Items listed in a dataset
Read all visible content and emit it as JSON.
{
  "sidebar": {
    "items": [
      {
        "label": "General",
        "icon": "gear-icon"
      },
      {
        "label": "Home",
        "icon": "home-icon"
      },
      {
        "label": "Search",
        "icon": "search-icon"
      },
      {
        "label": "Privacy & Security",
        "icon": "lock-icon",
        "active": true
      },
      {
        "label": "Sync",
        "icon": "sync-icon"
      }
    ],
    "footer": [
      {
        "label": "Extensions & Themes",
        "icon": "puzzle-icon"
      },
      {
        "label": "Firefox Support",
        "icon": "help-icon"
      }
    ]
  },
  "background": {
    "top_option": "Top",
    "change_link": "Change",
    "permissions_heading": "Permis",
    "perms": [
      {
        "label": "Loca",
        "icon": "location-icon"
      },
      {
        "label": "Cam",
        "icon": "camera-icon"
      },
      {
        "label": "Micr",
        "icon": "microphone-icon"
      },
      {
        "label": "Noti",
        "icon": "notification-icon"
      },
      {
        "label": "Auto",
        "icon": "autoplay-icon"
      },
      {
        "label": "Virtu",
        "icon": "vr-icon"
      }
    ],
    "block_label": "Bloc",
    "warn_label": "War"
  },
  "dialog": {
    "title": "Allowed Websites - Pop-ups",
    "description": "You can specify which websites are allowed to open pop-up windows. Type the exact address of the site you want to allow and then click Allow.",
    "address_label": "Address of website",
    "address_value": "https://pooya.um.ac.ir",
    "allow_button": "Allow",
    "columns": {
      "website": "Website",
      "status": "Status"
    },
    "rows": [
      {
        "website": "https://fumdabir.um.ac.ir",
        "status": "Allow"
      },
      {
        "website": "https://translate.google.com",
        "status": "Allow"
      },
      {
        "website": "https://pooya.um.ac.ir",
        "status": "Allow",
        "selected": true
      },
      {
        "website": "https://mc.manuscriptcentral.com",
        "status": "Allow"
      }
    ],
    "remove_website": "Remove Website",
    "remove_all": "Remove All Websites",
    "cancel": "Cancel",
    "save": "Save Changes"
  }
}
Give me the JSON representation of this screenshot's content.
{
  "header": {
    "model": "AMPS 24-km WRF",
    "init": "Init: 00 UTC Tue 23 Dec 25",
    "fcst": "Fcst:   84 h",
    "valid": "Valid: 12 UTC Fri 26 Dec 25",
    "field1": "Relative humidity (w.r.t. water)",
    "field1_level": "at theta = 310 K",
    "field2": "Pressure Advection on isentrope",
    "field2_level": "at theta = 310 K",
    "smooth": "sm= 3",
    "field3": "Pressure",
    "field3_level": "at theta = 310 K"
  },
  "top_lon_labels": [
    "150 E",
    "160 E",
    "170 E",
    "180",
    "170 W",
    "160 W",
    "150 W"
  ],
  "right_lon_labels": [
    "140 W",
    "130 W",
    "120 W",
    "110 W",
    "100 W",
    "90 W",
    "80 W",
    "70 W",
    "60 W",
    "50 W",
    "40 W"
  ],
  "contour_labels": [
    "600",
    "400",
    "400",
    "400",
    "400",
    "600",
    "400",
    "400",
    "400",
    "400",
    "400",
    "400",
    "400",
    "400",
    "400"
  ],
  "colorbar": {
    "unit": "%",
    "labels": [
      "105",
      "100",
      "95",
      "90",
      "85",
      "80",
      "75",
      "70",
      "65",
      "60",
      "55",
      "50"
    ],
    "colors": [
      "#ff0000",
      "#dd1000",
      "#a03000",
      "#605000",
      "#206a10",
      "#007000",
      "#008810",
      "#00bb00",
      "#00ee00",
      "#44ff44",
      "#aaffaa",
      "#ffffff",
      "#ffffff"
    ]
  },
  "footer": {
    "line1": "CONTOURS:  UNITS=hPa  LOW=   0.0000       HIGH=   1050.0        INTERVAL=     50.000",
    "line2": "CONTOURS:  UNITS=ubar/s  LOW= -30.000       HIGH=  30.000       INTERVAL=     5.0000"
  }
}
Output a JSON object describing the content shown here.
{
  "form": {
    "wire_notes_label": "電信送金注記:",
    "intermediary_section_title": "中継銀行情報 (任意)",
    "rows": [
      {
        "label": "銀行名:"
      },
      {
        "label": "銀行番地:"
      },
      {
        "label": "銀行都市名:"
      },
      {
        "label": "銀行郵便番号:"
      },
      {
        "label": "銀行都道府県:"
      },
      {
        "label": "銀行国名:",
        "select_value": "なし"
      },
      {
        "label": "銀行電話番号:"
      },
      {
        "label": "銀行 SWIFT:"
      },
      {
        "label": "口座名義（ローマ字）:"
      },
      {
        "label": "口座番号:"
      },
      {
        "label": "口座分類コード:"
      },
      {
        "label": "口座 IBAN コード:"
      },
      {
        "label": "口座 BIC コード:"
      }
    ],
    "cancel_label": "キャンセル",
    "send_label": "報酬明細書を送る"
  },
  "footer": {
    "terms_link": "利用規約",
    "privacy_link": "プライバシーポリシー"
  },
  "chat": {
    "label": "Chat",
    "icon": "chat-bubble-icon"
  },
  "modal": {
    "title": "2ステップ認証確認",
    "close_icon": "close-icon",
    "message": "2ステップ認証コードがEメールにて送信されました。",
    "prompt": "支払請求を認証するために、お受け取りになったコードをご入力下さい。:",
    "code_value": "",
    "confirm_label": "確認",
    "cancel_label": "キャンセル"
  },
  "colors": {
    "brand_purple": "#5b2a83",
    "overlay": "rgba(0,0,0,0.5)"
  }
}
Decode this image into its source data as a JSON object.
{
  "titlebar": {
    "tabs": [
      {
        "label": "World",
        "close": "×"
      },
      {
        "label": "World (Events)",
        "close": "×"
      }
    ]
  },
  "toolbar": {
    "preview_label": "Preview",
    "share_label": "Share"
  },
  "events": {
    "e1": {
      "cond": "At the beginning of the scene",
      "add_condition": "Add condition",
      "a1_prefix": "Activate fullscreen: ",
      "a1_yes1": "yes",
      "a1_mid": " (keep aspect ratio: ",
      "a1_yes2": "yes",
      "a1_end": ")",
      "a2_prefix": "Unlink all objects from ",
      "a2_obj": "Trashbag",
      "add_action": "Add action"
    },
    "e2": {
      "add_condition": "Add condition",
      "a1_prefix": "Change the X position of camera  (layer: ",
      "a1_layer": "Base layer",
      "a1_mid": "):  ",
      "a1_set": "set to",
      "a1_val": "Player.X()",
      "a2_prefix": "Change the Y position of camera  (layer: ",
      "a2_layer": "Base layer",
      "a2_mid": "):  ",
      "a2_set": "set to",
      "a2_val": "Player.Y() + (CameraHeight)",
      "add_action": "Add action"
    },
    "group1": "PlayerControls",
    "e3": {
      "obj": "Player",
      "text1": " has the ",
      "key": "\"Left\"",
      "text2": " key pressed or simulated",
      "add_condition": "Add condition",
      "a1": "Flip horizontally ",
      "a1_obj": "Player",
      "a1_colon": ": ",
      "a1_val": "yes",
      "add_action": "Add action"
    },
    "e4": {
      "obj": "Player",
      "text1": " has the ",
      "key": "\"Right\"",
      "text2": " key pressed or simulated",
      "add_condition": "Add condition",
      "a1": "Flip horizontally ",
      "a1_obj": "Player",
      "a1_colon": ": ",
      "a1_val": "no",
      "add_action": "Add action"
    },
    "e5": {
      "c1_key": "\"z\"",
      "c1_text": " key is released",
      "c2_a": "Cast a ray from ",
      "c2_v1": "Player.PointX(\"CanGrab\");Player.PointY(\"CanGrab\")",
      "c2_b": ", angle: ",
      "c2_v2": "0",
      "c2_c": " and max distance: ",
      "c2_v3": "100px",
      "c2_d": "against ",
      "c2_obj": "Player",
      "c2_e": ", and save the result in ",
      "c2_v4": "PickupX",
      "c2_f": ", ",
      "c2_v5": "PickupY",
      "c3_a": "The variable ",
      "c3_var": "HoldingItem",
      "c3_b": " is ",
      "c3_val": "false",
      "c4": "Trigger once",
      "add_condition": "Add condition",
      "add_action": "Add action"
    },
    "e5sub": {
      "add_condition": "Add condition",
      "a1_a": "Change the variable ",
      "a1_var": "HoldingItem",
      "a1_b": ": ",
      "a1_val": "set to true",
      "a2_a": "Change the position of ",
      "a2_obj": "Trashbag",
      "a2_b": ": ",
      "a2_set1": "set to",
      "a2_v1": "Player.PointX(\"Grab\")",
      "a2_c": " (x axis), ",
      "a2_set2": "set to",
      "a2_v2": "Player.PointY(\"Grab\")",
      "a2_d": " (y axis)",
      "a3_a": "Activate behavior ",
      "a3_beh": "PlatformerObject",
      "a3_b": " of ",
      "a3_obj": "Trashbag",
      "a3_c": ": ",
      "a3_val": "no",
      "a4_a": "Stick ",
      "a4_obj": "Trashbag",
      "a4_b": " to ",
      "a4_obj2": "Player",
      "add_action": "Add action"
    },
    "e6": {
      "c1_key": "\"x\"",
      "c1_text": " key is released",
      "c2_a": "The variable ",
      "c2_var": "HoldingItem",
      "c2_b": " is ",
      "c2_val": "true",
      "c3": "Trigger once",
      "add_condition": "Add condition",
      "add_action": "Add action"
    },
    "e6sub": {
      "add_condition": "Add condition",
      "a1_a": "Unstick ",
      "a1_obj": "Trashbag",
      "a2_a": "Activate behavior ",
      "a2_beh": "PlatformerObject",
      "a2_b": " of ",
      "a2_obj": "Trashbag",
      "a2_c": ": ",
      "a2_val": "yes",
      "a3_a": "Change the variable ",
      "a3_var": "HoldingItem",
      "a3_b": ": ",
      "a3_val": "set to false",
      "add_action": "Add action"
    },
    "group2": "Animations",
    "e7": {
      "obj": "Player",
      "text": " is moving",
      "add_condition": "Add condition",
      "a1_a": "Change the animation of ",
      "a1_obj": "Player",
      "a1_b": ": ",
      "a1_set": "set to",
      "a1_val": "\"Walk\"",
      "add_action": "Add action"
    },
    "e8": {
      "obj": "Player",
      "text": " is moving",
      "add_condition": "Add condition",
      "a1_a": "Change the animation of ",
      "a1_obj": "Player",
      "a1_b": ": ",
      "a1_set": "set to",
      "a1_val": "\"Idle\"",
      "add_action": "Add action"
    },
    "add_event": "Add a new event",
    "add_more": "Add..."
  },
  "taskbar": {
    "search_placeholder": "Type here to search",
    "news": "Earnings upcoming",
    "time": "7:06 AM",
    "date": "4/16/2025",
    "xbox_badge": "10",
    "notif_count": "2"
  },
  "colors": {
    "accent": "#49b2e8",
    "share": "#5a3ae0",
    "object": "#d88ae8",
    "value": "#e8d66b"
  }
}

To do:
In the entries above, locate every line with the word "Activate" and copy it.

Your response:
      "a1_prefix": "Activate fullscreen: ",
      "a3_a": "Activate behavior ",
      "a2_a": "Activate behavior ",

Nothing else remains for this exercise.